  • Agriculture currently accounts for 70% of global water use, mostly for irrigation – a figure which rises in areas of high water stress and population density.
  • Industry, dominated by energy and manufacturing accounts for 20% of world water use.
  • 10% goes to domestic use – the proportion used for drinking water is about 1%.

The world needs to be smarter when it comes to the conservation of water - and there needs to be a big focus on agriculture. Project Alba has committed to saving water by providing efficient tools and techniques to smallholder farmers of Cambodia.

We know that Cambodia farmers have already faced big issues related to climate change and drought. We’re acting now so farmers can face these challenges today and in the future. On this World Water Day focused on nature , we take a look at the top 3 ways Project Alba is conserving water.
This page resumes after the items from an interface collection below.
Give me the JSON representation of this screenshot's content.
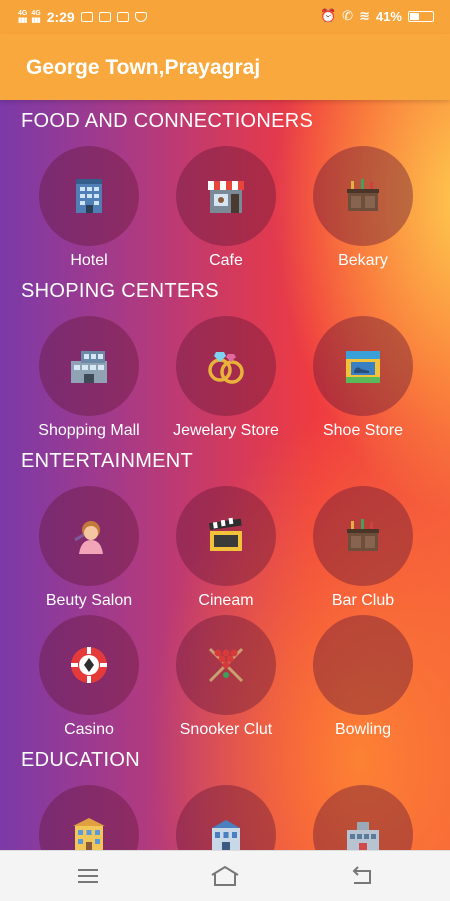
{
  "status_bar": {
    "network_1": "4G",
    "network_2": "4G",
    "time": "2:29",
    "battery": "41%",
    "battery_level": 0.41
  },
  "header": {
    "title": "George Town,Prayagraj"
  },
  "sections": [
    {
      "title": "FOOD AND CONNECTIONERS",
      "items": [
        {
          "label": "Hotel",
          "icon": "hotel-building-icon"
        },
        {
          "label": "Cafe",
          "icon": "cafe-storefront-icon"
        },
        {
          "label": "Bekary",
          "icon": "bakery-counter-icon"
        }
      ]
    },
    {
      "title": "SHOPING CENTERS",
      "items": [
        {
          "label": "Shopping Mall",
          "icon": "shopping-mall-icon"
        },
        {
          "label": "Jewelary Store",
          "icon": "rings-icon"
        },
        {
          "label": "Shoe Store",
          "icon": "shoe-store-icon"
        }
      ]
    },
    {
      "title": "ENTERTAINMENT",
      "items": [
        {
          "label": "Beuty Salon",
          "icon": "salon-icon"
        },
        {
          "label": "Cineam",
          "icon": "clapperboard-icon"
        },
        {
          "label": "Bar Club",
          "icon": "bar-counter-icon"
        },
        {
          "label": "Casino",
          "icon": "casino-chip-icon"
        },
        {
          "label": "Snooker Clut",
          "icon": "snooker-cues-icon"
        },
        {
          "label": "Bowling",
          "icon": ""
        }
      ]
    },
    {
      "title": "EDUCATION",
      "items": [
        {
          "label": "",
          "icon": "school-building-icon"
        },
        {
          "label": "",
          "icon": "college-building-icon"
        },
        {
          "label": "",
          "icon": "institute-building-icon"
        }
      ]
    }
  ],
  "nav": {
    "menu": "menu-icon",
    "home": "home-icon",
    "back": "back-icon"
  }
}
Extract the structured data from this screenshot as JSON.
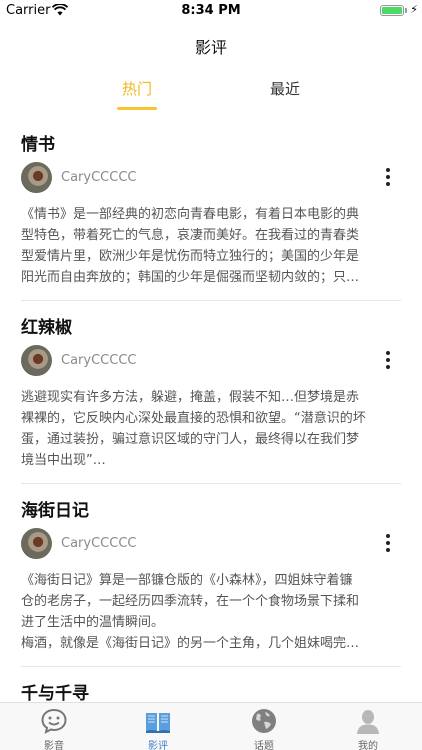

1. We switch from hand irrigation to drip irrigation

Smallholder farmers in developing countries traditionally hand water their crops. They often don’t have up to date knowledge about the latest technologies and if they did they are often financial out of reach for farmers earning around $70 a month.

When farmers partner with Project Alba we provide them with drip irrigation at no cost to the farmers to enable them to switch from hand watering. The system has huge benefits, not only does on average 84 litres of water per kg of leafy green vegetables grown but it’s also less time consuming for farmers.

Using drip irrigation the water goes directly to the root of the plant. Many farmers working with us keep fish in their ponds. This adds more benefits to the water, as fish waste provides increased nutrients for plants to thrive. Whilst Project Alba has yet to move into full Aquaponics agriculture, we are looking to test this route by 2019 with our most advanced farmers. Aquaponics is excellent in term of water saving as no water goes to waste!

2. We teach water saving techniques to farmers

Our aim is to enhance the knowledge of farmers and help them with new techniques to grow healthy and clean vegetables. It’s vital farmers understand how to use drip effectively. Our field agents work with them to identify irrigation needs of plants depending on their variety, season (dry/wet), soil texture and growth stage. The irrigation schedule is adapted to these factors.

One of the main techniques we use to save water is mulching. It prevents evaporation of soil moisture. Covering the soil keeps more in the ground and around the plant. More indirectly, techniques that we use in nurseries help to reduce temperatures and slow down soil drying for the seedling production are UV netting and plastic.

Many farmers face water issues in the dry season. Some often run out of water. Our recent introduction to farmers having these issues is to put a cover crop down to maintain soil health and not completely deplete their pond.

3. Targeted production adapted to Cambodia

Before any of our crops make it to the farmers field we conduct a variety of trials. We test crops so we can choose the varieties that best tolerate the conditions in Cambodia.

At present we focus on crops which require the the smallest amount of water yet are in demand and easy for farmers to grow. We’re currently growing lettuce, tomato and cucumber which respectively have a global average water footprint of 130 liters, 180 liters and 240 liters per kilogramme.

For comparison rice has a water footprint of 3,400 liters per kilogramme. The cheese industry accounts for 5,000 liters per kg, chocolate production needs no less than 24,000 liters per kg or the beef industry with 15,500 liters needed for one kg.

We want to see more farmers grow, quality vegetables in Cambodia and across the world. In Cambodia by growing more vegetables farmers can make more money and have a more positive impact on the environment.

At Project Alba we are committed to long term sustainability and lessening our environmental impact.

Project Alba is recipient of the Securing Water for Food grant - focused on organisations who can produce more food using less water.

Marion Vieira, 22nd March 2018